mad This weekend I finished making these glamorous wide leg trousers. I managed to 'borrow' some beautiful silk from my mother's stash and knew it needed to be made into something special.
I think I got the pattern free in a sewing magazine that I picked up at the station while waiting for a train, enticed by the free patterns. I'm not sure which one. I really liked the idea of wide leg floaty trousers for walking along the beach or sipping coctails on a summer evening and thought this fabric would do perfectly.
The pattern is very simple to follow. I only made a few changes: I sewed french seams so that the fabric wouldn't fray and made them longer. I'm quite tall but these trousers are ridiculously short considering the model is pictured wearing them in heels. They only have allowances for a narrow hem as well. So I added 5" and used 1" on that for a wider hem. I also added 1" to the seat but in hindsight could have added a little more (maybe 1.5-2") and I don't have a very tall body- I often use petite patterns. I was a little worried about the fabric requirements as I had half a metre less than suggested and a narrower width but it fitted even with the extra length and without any complicated Tetris.
Overall, I'm pleased with the result and look forward to stepping out in my billowing trous.
Caterpillar cakes are a classic staple of children's birthday parties but since the explosion of Colin on the birthday party scene over 25 years ago many a knock off has appeared at rival supermarkets. with so many to choose from how on Earth is the savvy consumer to pick the appropriate treat for their celebration? There was only one way to find out...
We tested all the caterpillar cakes that we could find: Colin and Connie from M&S, Cecil from Waitrose, Curly and Carl from Tescos, Wiggles from Sainsbury's, Bonnie and Clyde from Asda and Morrison's Caterpillar Celebration Cake (there were rumours of a Charlie in Aldi but we couldn't find one).
There are many things to consider when choosing your cake: what do you want your caterpillar to look like? Should it have a chocolate or icing face and feet? Should it have ridges? Dolly mixture? Sprinkles? Do you want the filling chocolate or raspberry filling?
Let's consider price. There are two price points: the upmarket Waitrose and M&S who sell caterpillars for an extortionate £7 a cake compared to £6 from the other supermarkets. Our tasters were split in the higher price category. There were the traditionalists who believed that you can't beat a Colin, those who liked that cheeky raspberry flavour of Connie but Waitrose's Cecil pulled out slightly in front. It was certainly an excellent cake and well worth the extra £1, as long as you were willing to overlook his sleek design.

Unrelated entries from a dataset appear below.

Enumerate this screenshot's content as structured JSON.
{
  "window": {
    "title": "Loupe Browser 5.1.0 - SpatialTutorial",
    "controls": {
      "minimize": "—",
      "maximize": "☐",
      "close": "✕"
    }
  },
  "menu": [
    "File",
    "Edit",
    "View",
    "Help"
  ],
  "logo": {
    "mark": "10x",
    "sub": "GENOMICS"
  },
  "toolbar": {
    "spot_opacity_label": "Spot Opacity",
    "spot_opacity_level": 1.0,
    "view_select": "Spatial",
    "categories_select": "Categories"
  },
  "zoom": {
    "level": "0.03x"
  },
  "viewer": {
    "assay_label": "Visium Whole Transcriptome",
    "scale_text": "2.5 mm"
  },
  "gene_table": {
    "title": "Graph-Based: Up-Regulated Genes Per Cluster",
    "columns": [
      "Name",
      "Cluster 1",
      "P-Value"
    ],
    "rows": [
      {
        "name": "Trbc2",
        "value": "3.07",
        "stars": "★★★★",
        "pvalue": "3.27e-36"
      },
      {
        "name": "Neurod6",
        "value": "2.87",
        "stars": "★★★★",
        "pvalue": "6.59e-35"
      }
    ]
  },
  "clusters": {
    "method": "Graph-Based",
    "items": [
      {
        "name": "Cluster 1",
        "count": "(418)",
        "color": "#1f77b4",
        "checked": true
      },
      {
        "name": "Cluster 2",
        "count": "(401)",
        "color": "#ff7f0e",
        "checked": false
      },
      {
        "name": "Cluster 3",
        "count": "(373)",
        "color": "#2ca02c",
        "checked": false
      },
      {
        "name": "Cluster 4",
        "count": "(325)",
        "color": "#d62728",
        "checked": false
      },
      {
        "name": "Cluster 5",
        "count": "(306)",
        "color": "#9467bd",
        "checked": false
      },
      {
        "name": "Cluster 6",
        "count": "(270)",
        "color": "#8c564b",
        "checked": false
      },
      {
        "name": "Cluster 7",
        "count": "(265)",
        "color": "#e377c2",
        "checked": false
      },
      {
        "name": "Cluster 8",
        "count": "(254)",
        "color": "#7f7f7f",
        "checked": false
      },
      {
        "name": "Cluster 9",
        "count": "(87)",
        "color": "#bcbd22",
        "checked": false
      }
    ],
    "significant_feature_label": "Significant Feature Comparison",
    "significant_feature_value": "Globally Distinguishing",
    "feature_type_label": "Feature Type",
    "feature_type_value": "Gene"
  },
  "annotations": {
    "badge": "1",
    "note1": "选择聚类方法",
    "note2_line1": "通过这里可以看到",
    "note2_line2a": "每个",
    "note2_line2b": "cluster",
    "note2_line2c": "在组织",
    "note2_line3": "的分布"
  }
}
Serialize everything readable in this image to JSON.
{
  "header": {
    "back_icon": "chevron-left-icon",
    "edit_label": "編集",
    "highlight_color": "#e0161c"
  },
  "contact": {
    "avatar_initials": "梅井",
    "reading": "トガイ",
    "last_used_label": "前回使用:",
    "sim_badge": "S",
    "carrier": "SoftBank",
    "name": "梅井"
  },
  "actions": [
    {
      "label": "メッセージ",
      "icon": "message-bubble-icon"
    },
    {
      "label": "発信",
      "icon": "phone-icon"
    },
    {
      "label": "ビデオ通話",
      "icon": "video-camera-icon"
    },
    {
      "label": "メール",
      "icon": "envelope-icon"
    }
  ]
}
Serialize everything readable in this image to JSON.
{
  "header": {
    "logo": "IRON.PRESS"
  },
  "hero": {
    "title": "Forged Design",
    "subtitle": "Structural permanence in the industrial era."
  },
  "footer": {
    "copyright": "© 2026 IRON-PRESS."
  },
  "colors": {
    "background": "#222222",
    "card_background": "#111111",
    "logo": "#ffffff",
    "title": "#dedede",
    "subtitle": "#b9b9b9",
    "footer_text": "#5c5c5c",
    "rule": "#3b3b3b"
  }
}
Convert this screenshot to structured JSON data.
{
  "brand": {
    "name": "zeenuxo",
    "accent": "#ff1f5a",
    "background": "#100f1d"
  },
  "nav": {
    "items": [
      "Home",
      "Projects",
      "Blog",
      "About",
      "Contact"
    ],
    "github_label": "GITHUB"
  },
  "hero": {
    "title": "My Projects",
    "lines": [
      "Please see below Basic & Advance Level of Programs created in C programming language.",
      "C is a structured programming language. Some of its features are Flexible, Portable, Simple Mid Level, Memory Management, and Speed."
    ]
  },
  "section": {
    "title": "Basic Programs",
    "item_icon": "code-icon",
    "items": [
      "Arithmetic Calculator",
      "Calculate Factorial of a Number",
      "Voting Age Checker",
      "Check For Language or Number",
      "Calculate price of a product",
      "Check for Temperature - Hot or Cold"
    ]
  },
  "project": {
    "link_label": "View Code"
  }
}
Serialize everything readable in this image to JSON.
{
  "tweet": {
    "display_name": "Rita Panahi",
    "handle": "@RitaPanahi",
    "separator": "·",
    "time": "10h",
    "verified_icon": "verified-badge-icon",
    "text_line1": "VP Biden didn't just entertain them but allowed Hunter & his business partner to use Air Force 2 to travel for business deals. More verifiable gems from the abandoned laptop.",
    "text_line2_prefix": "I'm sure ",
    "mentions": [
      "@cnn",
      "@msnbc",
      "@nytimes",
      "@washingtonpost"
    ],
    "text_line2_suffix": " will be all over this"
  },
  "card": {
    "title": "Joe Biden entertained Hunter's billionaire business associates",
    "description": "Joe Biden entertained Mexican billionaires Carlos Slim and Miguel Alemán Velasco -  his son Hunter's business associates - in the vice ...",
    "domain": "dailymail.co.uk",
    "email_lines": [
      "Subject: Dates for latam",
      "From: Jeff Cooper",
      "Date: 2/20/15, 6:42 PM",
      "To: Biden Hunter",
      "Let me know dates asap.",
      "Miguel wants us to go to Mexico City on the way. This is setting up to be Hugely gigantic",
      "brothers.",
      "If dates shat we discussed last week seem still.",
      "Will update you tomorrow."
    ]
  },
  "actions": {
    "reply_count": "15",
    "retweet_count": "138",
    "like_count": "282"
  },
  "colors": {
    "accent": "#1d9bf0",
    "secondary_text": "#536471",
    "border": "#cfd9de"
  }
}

In the lower price category, Wiggles is the most Colin-like of all cakes. Not only do they look very similar but they taste nearly exactly the same. If you're looking to save a bit of dough on your cake, choose Wiggles from Sainsbury's can't taste the difference range.
The most liked of the lower price category was Morrison's Celebration Cake, presumably cheaper because they skimped on the name. Although some objected to the dolly mixture topping, the cake and filling were widely praised. It was certainly the tastiest of the cheaper range.
Asda's criminal pair of pillars Bonnie and Clyde did not fair particularly well in the rankings. Their decoration was described as 'terrifying' but their cake reasonable.
While there was no clear winner among the caterpillars, there was certainly a loser: Carl, Tesco's Free-From cake was slated by the critics with the kindest thing being said, "It's not as bad as I expected considering it didn't have any real ingredients" alongside the damming, "It feels like I'm eating an ashtray". Not only is Carl not caterpillar shaped (presumably it's hard to make a swiss roll without gluten) nor is he covered in chocolate. It reminded us that a childhood plagued by allergies is a very raw deal.
There was one thing that everyone agreed on: that M&S's mini Colins were an excellent treat. Their high chocolate to cake ratio and cute expressions won the hearts of all the tasters. And you don't have to slice them.
You rip what you sew!